### App and web page records
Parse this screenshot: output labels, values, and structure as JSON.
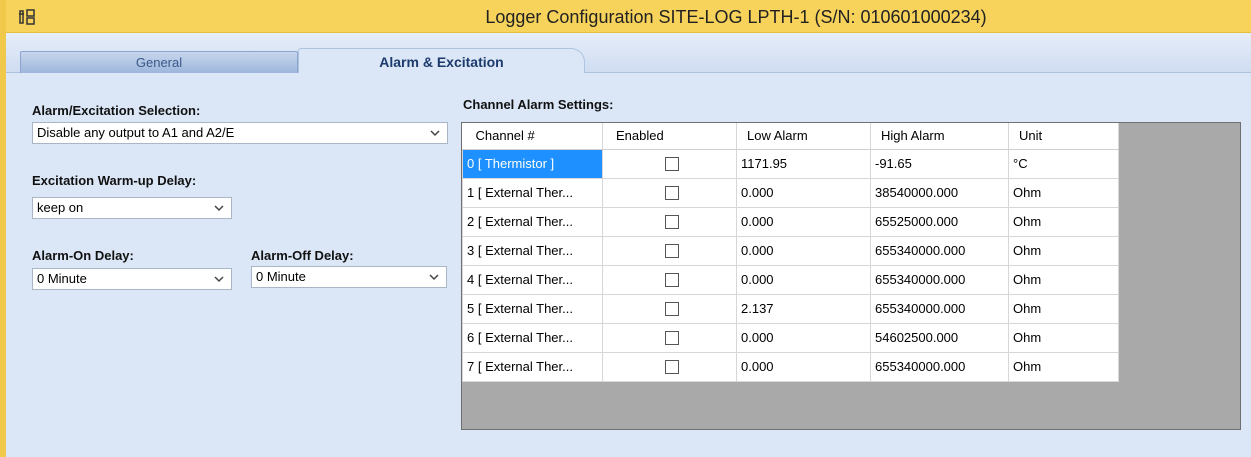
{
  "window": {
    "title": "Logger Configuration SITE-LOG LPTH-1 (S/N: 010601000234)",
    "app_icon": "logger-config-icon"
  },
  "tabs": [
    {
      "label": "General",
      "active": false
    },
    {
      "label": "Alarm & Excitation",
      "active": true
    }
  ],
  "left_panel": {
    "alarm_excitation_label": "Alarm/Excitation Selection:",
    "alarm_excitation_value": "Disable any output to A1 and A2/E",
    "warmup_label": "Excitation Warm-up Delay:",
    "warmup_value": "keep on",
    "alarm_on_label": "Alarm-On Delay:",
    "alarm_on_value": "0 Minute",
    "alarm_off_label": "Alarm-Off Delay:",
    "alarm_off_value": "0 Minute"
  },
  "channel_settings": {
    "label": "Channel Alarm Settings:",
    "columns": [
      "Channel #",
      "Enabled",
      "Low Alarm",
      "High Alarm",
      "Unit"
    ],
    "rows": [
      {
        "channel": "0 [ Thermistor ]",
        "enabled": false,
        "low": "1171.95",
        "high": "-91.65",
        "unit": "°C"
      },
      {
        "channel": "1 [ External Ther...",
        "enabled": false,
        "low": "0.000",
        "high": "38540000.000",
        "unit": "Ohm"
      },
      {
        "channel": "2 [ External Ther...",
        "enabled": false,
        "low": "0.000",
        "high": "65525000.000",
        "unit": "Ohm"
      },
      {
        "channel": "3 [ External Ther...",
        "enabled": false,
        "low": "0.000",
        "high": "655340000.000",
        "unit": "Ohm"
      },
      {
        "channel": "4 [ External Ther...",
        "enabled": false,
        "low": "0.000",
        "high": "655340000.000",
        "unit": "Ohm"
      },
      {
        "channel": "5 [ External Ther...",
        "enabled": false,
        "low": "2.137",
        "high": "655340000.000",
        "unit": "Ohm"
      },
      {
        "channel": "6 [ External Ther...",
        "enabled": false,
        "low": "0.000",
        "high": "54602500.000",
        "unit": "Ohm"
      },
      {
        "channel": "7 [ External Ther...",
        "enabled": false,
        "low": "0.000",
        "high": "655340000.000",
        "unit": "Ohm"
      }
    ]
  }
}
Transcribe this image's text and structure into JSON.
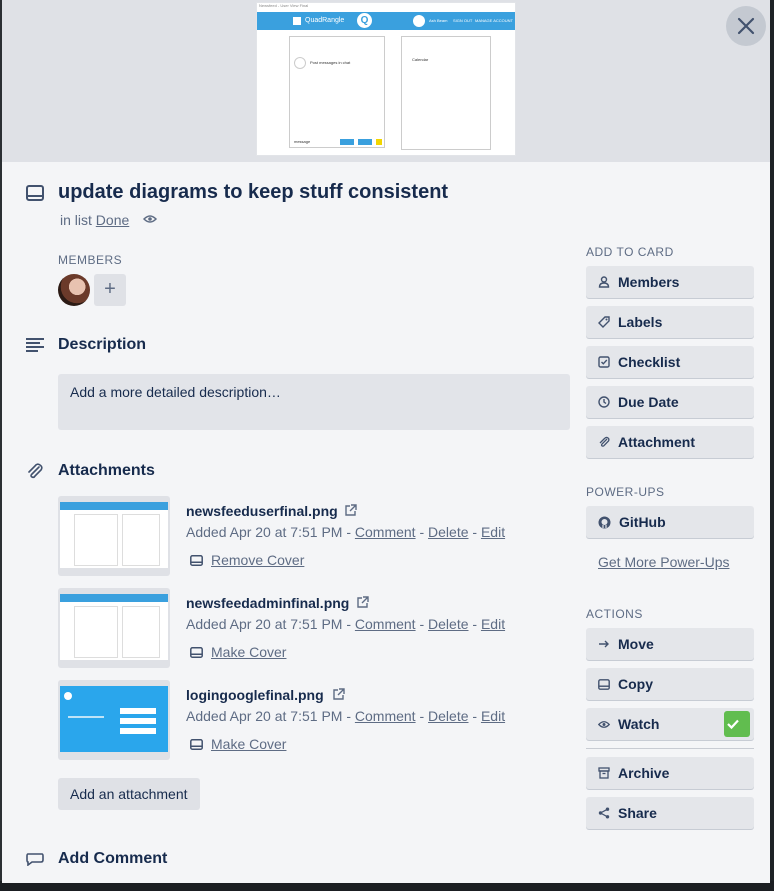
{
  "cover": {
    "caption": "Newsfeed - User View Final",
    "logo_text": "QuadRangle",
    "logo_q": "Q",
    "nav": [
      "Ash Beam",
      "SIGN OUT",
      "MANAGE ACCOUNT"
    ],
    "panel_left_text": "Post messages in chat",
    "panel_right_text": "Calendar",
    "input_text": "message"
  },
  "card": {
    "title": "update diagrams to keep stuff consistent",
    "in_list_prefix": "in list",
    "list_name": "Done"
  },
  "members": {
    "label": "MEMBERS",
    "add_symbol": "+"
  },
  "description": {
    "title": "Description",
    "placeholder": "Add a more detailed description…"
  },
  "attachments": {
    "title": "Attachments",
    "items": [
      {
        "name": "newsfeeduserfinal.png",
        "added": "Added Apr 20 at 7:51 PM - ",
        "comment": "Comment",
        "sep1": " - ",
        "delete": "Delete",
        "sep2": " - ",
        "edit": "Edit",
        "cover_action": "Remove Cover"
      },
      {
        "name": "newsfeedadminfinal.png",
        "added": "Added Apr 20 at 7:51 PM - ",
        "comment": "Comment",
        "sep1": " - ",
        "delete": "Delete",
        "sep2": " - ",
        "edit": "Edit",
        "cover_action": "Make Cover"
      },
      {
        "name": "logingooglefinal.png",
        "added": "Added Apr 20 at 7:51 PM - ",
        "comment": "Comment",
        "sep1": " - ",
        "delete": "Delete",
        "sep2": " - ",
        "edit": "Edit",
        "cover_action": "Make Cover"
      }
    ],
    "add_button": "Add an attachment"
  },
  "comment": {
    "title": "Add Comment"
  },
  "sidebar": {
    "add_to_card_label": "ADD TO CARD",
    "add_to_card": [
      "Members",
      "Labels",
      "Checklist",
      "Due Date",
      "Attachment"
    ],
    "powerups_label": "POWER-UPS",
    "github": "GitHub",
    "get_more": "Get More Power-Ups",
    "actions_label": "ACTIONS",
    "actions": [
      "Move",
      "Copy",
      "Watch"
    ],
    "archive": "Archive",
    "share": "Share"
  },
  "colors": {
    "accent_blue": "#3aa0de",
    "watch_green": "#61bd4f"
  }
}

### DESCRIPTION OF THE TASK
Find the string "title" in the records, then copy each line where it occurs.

### TASK OUTPUT
    "title": "Logger Configuration SITE-LOG LPTH-1 (S/N: 010601000234)",
    "title": "update diagrams to keep stuff consistent",
    "title": "Description",
    "title": "Attachments",
    "title": "Add Comment"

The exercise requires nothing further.